River Studios provides 62 studios, housing 80 artists, in a large warehouse on the edge of the Maribyrnong River in West Melbourne. The concrete shell of the warehouse is untouched, with inexpensive, temporary divisions inserted in a manner that allows them to be easily removed at the end of the 10-year lease. Designing for growth, flexibility, reuse and disassembly were key aspects of the fit-out strategy.
River Studios is an initiative of Creative Spaces, a program of the City Of Melbourne’s Arts and Culture branch. Creative Spaces assists artists and makers to find suitable and affordable space to rent or lease though its website or by refurbishing and managing underutilised buildings. River Studios has been realised through a partnership between City of Melbourne, Arts Victoria and the owner of the building, each of which contributed $100,000 towards the building’s refurbishment.
River Studios explores a new development model for the City of Melbourne, with a building leased from the private sector to provide affordable workspaces for artists. The project was developed collaboratively with the landlord, who contributed funds to the upgrade. The small rents received for the studios cover the overall building rental, upgrades to the building over the course of the lease, and management.
Download a printable version of the River Studios case study (PDF 292 KB).
Site history and heritage
The 1930s warehouse was run down and had been vacant for twenty years when Creative Spaces signed a ten-year lease in 2011. The building is not heritage listed.
The architects describe the large disused warehouse as having “a real sense of excitement”. Like many industrial structures with sawtooth roofs, it has abundant natural light and ventilation on the upper two levels.
As a user group, the artists did not expect a high-quality fitout. This allowed an effective, low-budget, low-tech response, which might not have been accepted by a different user group. The site was in an Industrial Zone, which allowed artists’ studios within the current planning scheme.
The warehouse did not meet Building Council of Australia requirements. The first building surveyor to inspect the site advised that – given the context, lease arrangement and the minimal changes proposed – there was no requirement to upgrade the entire building to current standards. Subsequent advice from the city council’s municipal building surveyor required upgrades to stairs and balustrades and plastic film to be fitted to glazing. This additional work became part of the project.
The very low budget ($300,000 for 3,000 square metres) limited the scope, but also resulted in an inventive and affordable space.
Approach and outcome
The approach was to let the existing warehouse provide the ‘architectural delight’. The building fabric was left exposed wherever possible and formed a textured, imperfect starting point for the reuse. The fitout explored strategies for growth, flexibility, reuse and design for disassembly.
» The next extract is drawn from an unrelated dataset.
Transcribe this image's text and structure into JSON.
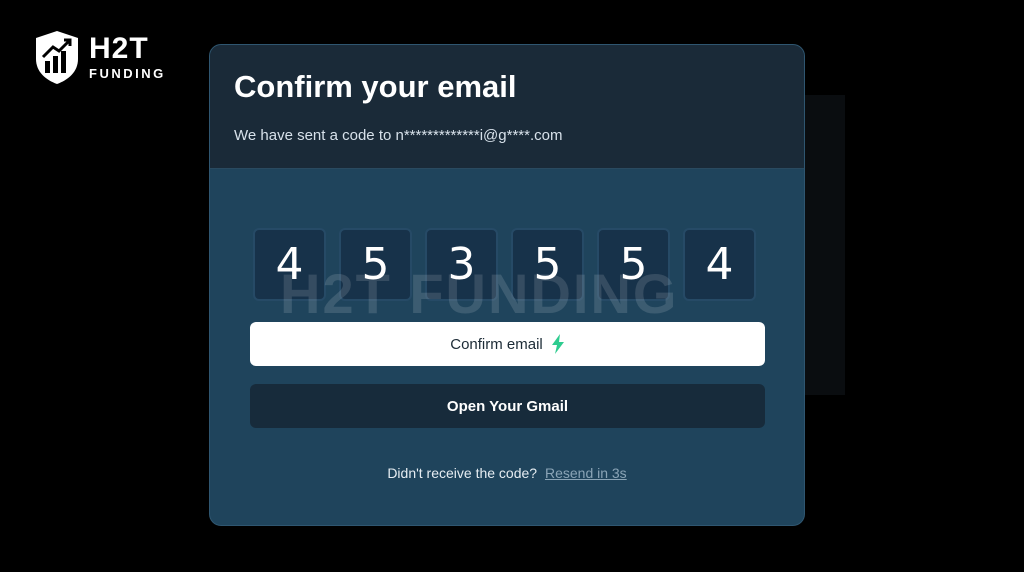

The interior was originally partitioned into 57 multiuse studios of differing sizes and degrees of enclosure, along with informal gathering areas, a kitchenette, services spaces and bicycle parking. One of the larger studios was later partitioned into 5 smaller studios bringing the total to 62.
Studio partitions were made from cyclone wire fencing and timber framing. They are detailed with donated, found and salvaged items, including doors, windows, metal cladding, plywood sheets, corrugated iron and textile installations. Much of this was done in collaboration with artists and students, resulting in unusual solutions. All new work, including the disabled access lift, can be easily dismantled and reused at the end of the lease – all elements are screwed and bolted together. No wet trades were used in the project – for example, there is no concrete, no plaster, and no paint.
- A fixed-term reuse that provides a model for the low-impact retention of industrial buildings.
- Demonstrates value gained for owners, occupants, Arts Victoria and the City of Melbourne through collaborative, relatively short-term solutions that also retain heritage for the public good.
- Inexpensive, clever fitout provides flexibility and scope for growth and can be entirely disassembled at the end of the ten-year lease.
- Collaboration between architect, students and artist-tenants led to inventive design solutions.
Architect: Breathe Architecture. Client: Creative Spaces. Building surveyor: Melbourne Certification Group. Builder: National Fencing.